Excerpts from an interface dataset:
--------------------

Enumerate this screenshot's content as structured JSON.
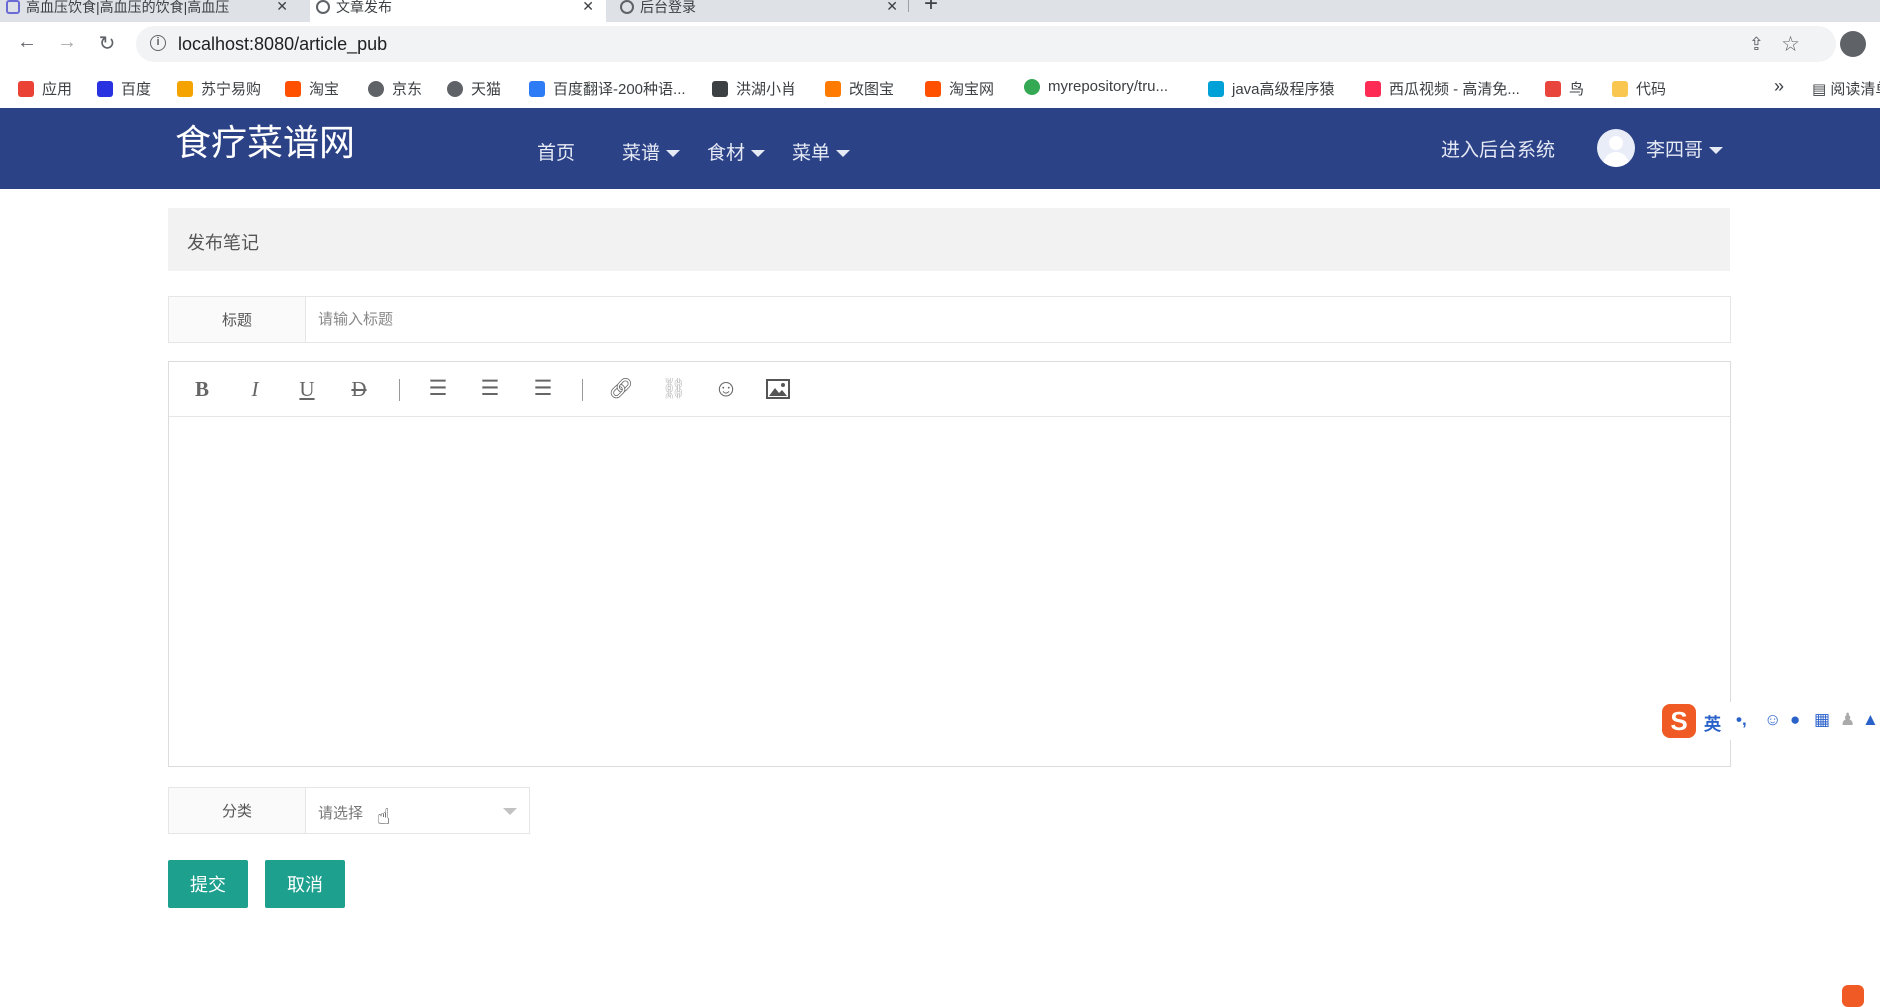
{
  "browser": {
    "tabs": [
      {
        "title": "高血压饮食|高血压的饮食|高血压",
        "active": false
      },
      {
        "title": "文章发布",
        "active": true
      },
      {
        "title": "后台登录",
        "active": false
      }
    ],
    "url": "localhost:8080/article_pub",
    "bookmarks": [
      {
        "label": "应用",
        "icon": "apps-grid-icon",
        "color": "#ea4335"
      },
      {
        "label": "百度",
        "icon": "baidu-paw-icon",
        "color": "#2932e1"
      },
      {
        "label": "苏宁易购",
        "icon": "suning-lion-icon",
        "color": "#f5a300"
      },
      {
        "label": "淘宝",
        "icon": "taobao-icon",
        "color": "#ff5000"
      },
      {
        "label": "京东",
        "icon": "globe-icon",
        "color": "#5f6368"
      },
      {
        "label": "天猫",
        "icon": "globe-icon",
        "color": "#5f6368"
      },
      {
        "label": "百度翻译-200种语...",
        "icon": "translate-icon",
        "color": "#2d7cf6"
      },
      {
        "label": "洪湖小肖",
        "icon": "bird-icon",
        "color": "#3c4043"
      },
      {
        "label": "改图宝",
        "icon": "gaitubao-icon",
        "color": "#ff7a00"
      },
      {
        "label": "淘宝网",
        "icon": "taobao-icon",
        "color": "#ff5000"
      },
      {
        "label": "myrepository/tru...",
        "icon": "chrome-icon",
        "color": "#34a853"
      },
      {
        "label": "java高级程序猿",
        "icon": "bilibili-icon",
        "color": "#00a1d6"
      },
      {
        "label": "西瓜视频 - 高清免...",
        "icon": "xigua-play-icon",
        "color": "#fe2c55"
      },
      {
        "label": "鸟",
        "icon": "bird-icon",
        "color": "#e8453c"
      },
      {
        "label": "代码",
        "icon": "code-icon",
        "color": "#f9c74f"
      }
    ],
    "more_label": "»",
    "reading_list": "阅读清单"
  },
  "site": {
    "logo": "食疗菜谱网",
    "nav": [
      {
        "label": "首页",
        "dropdown": false
      },
      {
        "label": "菜谱",
        "dropdown": true
      },
      {
        "label": "食材",
        "dropdown": true
      },
      {
        "label": "菜单",
        "dropdown": true
      }
    ],
    "admin_link": "进入后台系统",
    "user_name": "李四哥",
    "header_color": "#2c4287"
  },
  "form": {
    "panel_title": "发布笔记",
    "title_label": "标题",
    "title_placeholder": "请输入标题",
    "title_value": "",
    "editor_tools": [
      "bold-icon",
      "italic-icon",
      "underline-icon",
      "strikethrough-icon",
      "align-left-icon",
      "align-center-icon",
      "align-right-icon",
      "link-icon",
      "unlink-icon",
      "emoji-icon",
      "image-icon"
    ],
    "category_label": "分类",
    "category_placeholder": "请选择",
    "submit_label": "提交",
    "cancel_label": "取消",
    "button_color": "#1ea08f"
  },
  "ime": {
    "mode": "英",
    "punct": "•,"
  }
}
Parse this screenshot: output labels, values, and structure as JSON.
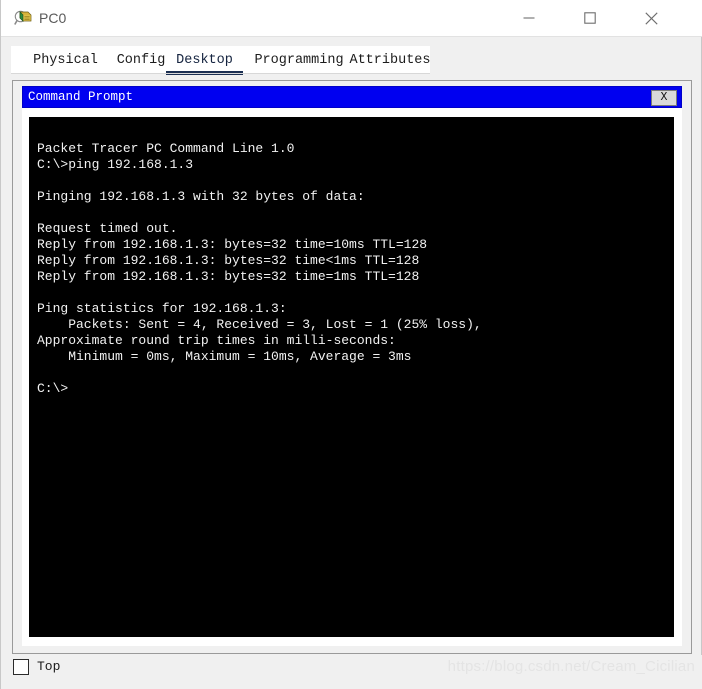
{
  "window": {
    "title": "PC0",
    "icon": "packet-tracer-pc-icon",
    "controls": {
      "minimize_label": "—",
      "maximize_label": "□",
      "close_label": "×"
    }
  },
  "tabs": [
    {
      "label": "Physical",
      "selected": false
    },
    {
      "label": "Config",
      "selected": false
    },
    {
      "label": "Desktop",
      "selected": true
    },
    {
      "label": "Programming",
      "selected": false
    },
    {
      "label": "Attributes",
      "selected": false
    }
  ],
  "command_prompt": {
    "title": "Command Prompt",
    "close_label": "X",
    "titlebar_color": "#0000f0",
    "terminal_bg": "#000000",
    "terminal_fg": "#f2f2f2",
    "output": "Packet Tracer PC Command Line 1.0\nC:\\>ping 192.168.1.3\n\nPinging 192.168.1.3 with 32 bytes of data:\n\nRequest timed out.\nReply from 192.168.1.3: bytes=32 time=10ms TTL=128\nReply from 192.168.1.3: bytes=32 time<1ms TTL=128\nReply from 192.168.1.3: bytes=32 time=1ms TTL=128\n\nPing statistics for 192.168.1.3:\n    Packets: Sent = 4, Received = 3, Lost = 1 (25% loss),\nApproximate round trip times in milli-seconds:\n    Minimum = 0ms, Maximum = 10ms, Average = 3ms\n\nC:\\>"
  },
  "footer": {
    "top_label": "Top",
    "top_checked": false,
    "watermark": "https://blog.csdn.net/Cream_Cicilian"
  }
}
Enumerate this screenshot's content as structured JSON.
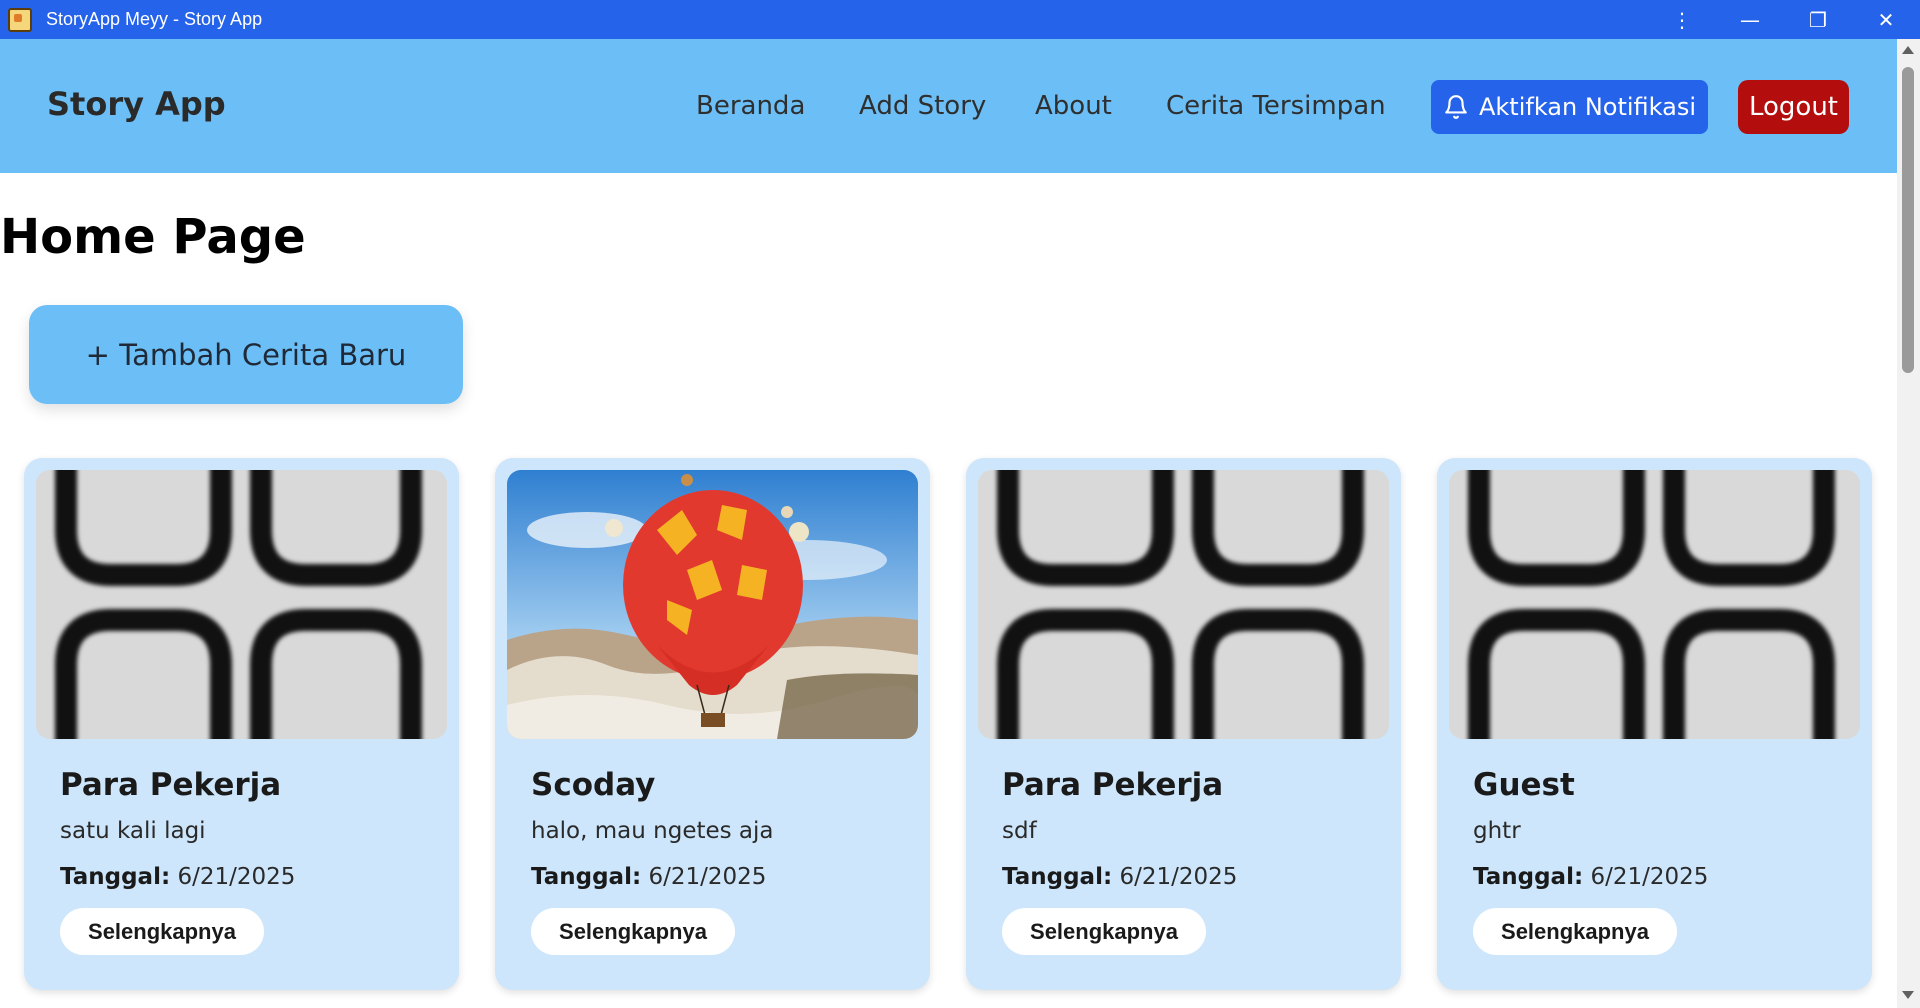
{
  "window": {
    "title": "StoryApp Meyy - Story App",
    "controls": {
      "menu": "⋮",
      "minimize": "—",
      "restore": "❐",
      "close": "✕"
    }
  },
  "navbar": {
    "brand": "Story App",
    "links": [
      "Beranda",
      "Add Story",
      "About",
      "Cerita Tersimpan"
    ],
    "notify_label": "Aktifkan Notifikasi",
    "logout_label": "Logout"
  },
  "main": {
    "title": "Home Page",
    "add_button": "+ Tambah Cerita Baru",
    "date_label": "Tanggal:",
    "more_label": "Selengkapnya",
    "stories": [
      {
        "name": "Para Pekerja",
        "description": "satu kali lagi",
        "date": "6/21/2025",
        "image": "placeholder-pattern"
      },
      {
        "name": "Scoday",
        "description": "halo, mau ngetes aja",
        "date": "6/21/2025",
        "image": "hot-air-balloon-photo"
      },
      {
        "name": "Para Pekerja",
        "description": "sdf",
        "date": "6/21/2025",
        "image": "placeholder-pattern"
      },
      {
        "name": "Guest",
        "description": "ghtr",
        "date": "6/21/2025",
        "image": "placeholder-pattern"
      }
    ]
  },
  "colors": {
    "titlebar": "#2563eb",
    "navbar": "#6bbff6",
    "card": "#cde6fb",
    "notify_button": "#2563eb",
    "logout_button": "#b30d0d"
  }
}
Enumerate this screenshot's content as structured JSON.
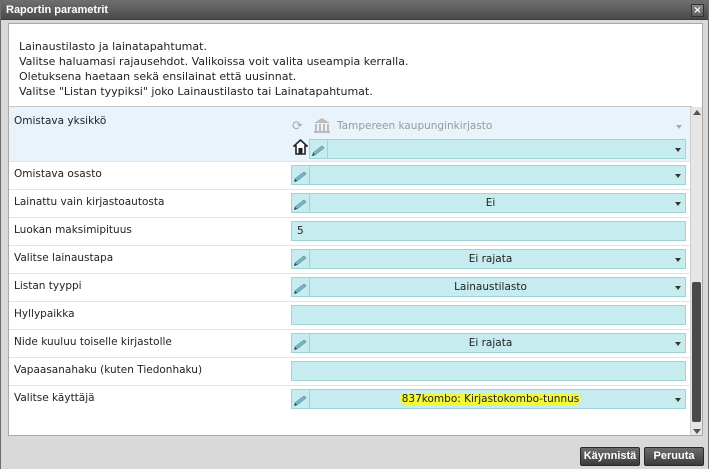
{
  "window": {
    "title": "Raportin parametrit",
    "close_glyph": "×"
  },
  "intro": [
    "Lainaustilasto ja lainatapahtumat.",
    "Valitse haluamasi rajausehdot. Valikoissa voit valita useampia kerralla.",
    "Oletuksena haetaan sekä ensilainat että uusinnat.",
    "Valitse \"Listan tyypiksi\" joko Lainaustilasto tai Lainatapahtumat."
  ],
  "fields": {
    "omistava_yksikko": {
      "label": "Omistava yksikkö",
      "library": "Tampereen kaupunginkirjasto",
      "value": ""
    },
    "omistava_osasto": {
      "label": "Omistava osasto",
      "value": ""
    },
    "kirjastoauto": {
      "label": "Lainattu vain kirjastoautosta",
      "value": "Ei"
    },
    "luokan_pituus": {
      "label": "Luokan maksimipituus",
      "value": "5"
    },
    "lainaustapa": {
      "label": "Valitse lainaustapa",
      "value": "Ei rajata"
    },
    "listan_tyyppi": {
      "label": "Listan tyyppi",
      "value": "Lainaustilasto"
    },
    "hyllypaikka": {
      "label": "Hyllypaikka",
      "value": ""
    },
    "toinen_kirjasto": {
      "label": "Nide kuuluu toiselle kirjastolle",
      "value": "Ei rajata"
    },
    "vapaasana": {
      "label": "Vapaasanahaku (kuten Tiedonhaku)",
      "value": ""
    },
    "kayttaja": {
      "label": "Valitse käyttäjä",
      "value": "837kombo: Kirjastokombo-tunnus"
    }
  },
  "buttons": {
    "start": "Käynnistä",
    "cancel": "Peruuta"
  },
  "colors": {
    "field_bg": "#c7ecef",
    "highlight": "#f2f83a",
    "titlebar": "#4a4a4a"
  }
}
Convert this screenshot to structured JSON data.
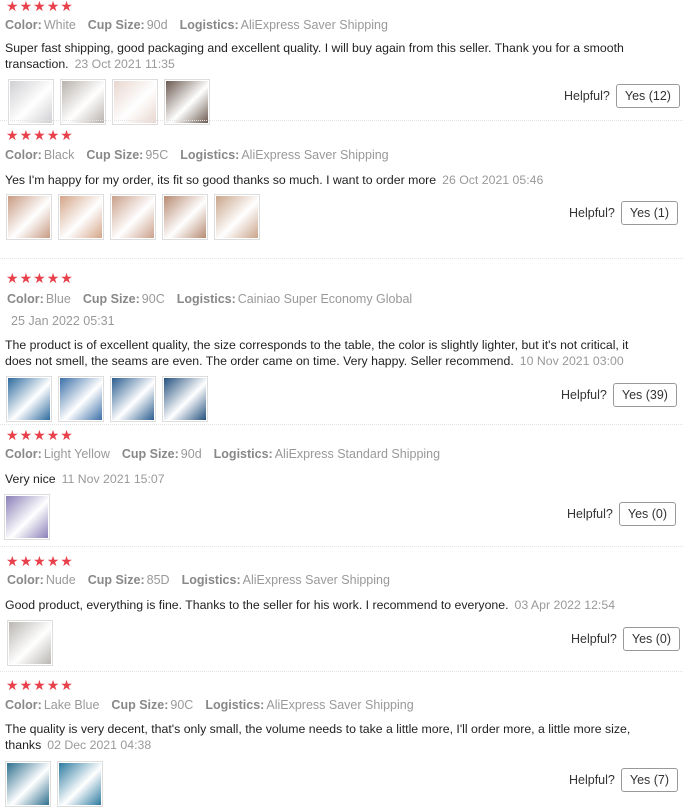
{
  "reviews": [
    {
      "stars": 5,
      "meta": [
        {
          "label": "Color:",
          "value": "White"
        },
        {
          "label": "Cup Size:",
          "value": "90d"
        },
        {
          "label": "Logistics:",
          "value": "AliExpress Saver Shipping"
        }
      ],
      "text": "Super fast shipping, good packaging and excellent quality. I will buy again from this seller. Thank you for a smooth transaction.",
      "date": "23 Oct 2021 11:35",
      "extra_date": "",
      "helpful_label": "Helpful?",
      "yes_label": "Yes (12)",
      "photos": [
        "#cfcfd2",
        "#b8b2ac",
        "#e8d6cf",
        "#6b5a50"
      ]
    },
    {
      "stars": 5,
      "meta": [
        {
          "label": "Color:",
          "value": "Black"
        },
        {
          "label": "Cup Size:",
          "value": "95C"
        },
        {
          "label": "Logistics:",
          "value": "AliExpress Saver Shipping"
        }
      ],
      "text": "Yes I'm happy for my order, its fit so good thanks so much. I want to order more",
      "date": "26 Oct 2021 05:46",
      "extra_date": "",
      "helpful_label": "Helpful?",
      "yes_label": "Yes (1)",
      "photos": [
        "#c89a82",
        "#d4a588",
        "#caa08a",
        "#b78a72",
        "#c9a48a"
      ]
    },
    {
      "stars": 5,
      "meta": [
        {
          "label": "Color:",
          "value": "Blue"
        },
        {
          "label": "Cup Size:",
          "value": "90C"
        },
        {
          "label": "Logistics:",
          "value": "Cainiao Super Economy Global"
        }
      ],
      "text": "The product is of excellent quality, the size corresponds to the table, the color is slightly lighter, but it's not critical, it does not smell, the seams are even. The order came on time. Very happy. Seller recommend.",
      "date": "10 Nov 2021 03:00",
      "extra_date": "25 Jan 2022 05:31",
      "helpful_label": "Helpful?",
      "yes_label": "Yes (39)",
      "photos": [
        "#2d6a9e",
        "#3b6fa8",
        "#2a5d8f",
        "#24517e"
      ]
    },
    {
      "stars": 5,
      "meta": [
        {
          "label": "Color:",
          "value": "Light Yellow"
        },
        {
          "label": "Cup Size:",
          "value": "90d"
        },
        {
          "label": "Logistics:",
          "value": "AliExpress Standard Shipping"
        }
      ],
      "text": "Very nice",
      "date": "11 Nov 2021 15:07",
      "extra_date": "",
      "helpful_label": "Helpful?",
      "yes_label": "Yes (0)",
      "photos": [
        "#8a7fb8"
      ]
    },
    {
      "stars": 5,
      "meta": [
        {
          "label": "Color:",
          "value": "Nude"
        },
        {
          "label": "Cup Size:",
          "value": "85D"
        },
        {
          "label": "Logistics:",
          "value": "AliExpress Saver Shipping"
        }
      ],
      "text": "Good product, everything is fine. Thanks to the seller for his work. I recommend to everyone.",
      "date": "03 Apr 2022 12:54",
      "extra_date": "",
      "helpful_label": "Helpful?",
      "yes_label": "Yes (0)",
      "photos": [
        "#b9b6b2"
      ]
    },
    {
      "stars": 5,
      "meta": [
        {
          "label": "Color:",
          "value": "Lake Blue"
        },
        {
          "label": "Cup Size:",
          "value": "90C"
        },
        {
          "label": "Logistics:",
          "value": "AliExpress Saver Shipping"
        }
      ],
      "text": "The quality is very decent, that's only small, the volume needs to take a little more, I'll order more, a little more size, thanks",
      "date": "02 Dec 2021 04:38",
      "extra_date": "",
      "helpful_label": "Helpful?",
      "yes_label": "Yes (7)",
      "photos": [
        "#2e6f8e",
        "#2c7aa0"
      ]
    }
  ]
}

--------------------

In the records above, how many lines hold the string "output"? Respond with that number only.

2